We recently had a discussion here about the symmetry problems for the often postulated s- and p-mixing with the d-orbitals in complexes to somehow allow a d-d-transition. It was pointed out back then that the s- and p-orbitals of the ligands do not possess the $t_2$ symmetry, which is required to mix with the $t_2g$-orbitals in an octahedral geometry.
I looked for some literature but could not find much. The only answer I came up with was that this was only true for pure σ-ligands, because at least the π*-orbital has the $t_2$ symmetry. That is why only π-type ligands influence the ligand field splitting on the side of the $t_2g$.
I think it was Mingos who wrote in his new book that you can predict this by looking at the dual body of your coordination geometry and only if the dual contains triangular faces it will leave no non-boding orbitals. I will finish that sentence with 'in a pure σ-complex' (I guess this is what he wanted to say).
So the dual body of the triangular prism is the triangular bipyramid. So this should leave no non-boding orbitals. And I also checked the character table for the corresponding point-group, all d-ortbials find a symmetric partner in the s- and p-orbitals of the ligands (if I'm not mistaking). So this leaves me with the question, whether π-donor/acceptor ligands have any influence on the ligand field splitting?
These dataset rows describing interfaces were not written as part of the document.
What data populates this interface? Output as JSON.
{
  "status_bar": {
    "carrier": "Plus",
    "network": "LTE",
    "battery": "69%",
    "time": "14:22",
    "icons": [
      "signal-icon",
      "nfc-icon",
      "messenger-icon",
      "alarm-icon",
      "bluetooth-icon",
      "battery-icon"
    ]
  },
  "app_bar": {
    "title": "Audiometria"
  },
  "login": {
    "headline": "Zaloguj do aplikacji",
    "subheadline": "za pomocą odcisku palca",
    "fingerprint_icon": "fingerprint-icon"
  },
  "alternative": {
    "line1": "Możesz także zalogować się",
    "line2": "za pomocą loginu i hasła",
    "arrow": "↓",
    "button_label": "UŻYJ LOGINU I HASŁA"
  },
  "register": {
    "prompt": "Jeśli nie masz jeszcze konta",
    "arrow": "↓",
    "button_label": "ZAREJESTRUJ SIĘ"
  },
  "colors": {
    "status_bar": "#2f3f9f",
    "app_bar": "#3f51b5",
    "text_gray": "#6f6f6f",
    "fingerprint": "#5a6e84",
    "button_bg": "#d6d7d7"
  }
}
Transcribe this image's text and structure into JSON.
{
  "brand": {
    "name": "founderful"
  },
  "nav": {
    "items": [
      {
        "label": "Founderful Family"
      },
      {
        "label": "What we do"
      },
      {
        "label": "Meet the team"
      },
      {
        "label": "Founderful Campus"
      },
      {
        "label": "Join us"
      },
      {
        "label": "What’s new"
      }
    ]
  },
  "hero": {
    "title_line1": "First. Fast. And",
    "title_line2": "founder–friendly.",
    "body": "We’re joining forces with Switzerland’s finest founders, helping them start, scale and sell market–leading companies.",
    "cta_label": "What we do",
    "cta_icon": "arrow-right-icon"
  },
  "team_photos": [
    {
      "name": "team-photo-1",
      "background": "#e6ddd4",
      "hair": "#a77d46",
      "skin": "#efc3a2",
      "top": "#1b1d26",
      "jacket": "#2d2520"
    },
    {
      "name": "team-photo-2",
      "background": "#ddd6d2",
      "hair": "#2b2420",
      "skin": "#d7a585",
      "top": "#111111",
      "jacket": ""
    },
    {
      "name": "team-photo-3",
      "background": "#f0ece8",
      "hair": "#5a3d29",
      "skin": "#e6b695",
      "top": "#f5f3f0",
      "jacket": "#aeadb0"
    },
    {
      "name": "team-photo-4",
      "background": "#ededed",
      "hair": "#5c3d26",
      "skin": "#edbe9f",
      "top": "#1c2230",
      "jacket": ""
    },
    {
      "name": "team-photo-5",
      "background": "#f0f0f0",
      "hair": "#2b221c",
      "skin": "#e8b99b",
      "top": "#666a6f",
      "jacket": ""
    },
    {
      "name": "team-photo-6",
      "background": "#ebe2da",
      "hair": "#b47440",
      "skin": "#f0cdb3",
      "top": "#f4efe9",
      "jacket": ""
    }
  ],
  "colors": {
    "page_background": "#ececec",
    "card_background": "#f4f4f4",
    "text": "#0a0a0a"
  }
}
This should not be the case here, so for all ligands it's basically up to the electronegativity in the end?
EDIT: I checked it again and just saw that I jumped one row I think, it seems like the $d_xy$ and $d_yz$ orbitals can only be represented by the π-ligands.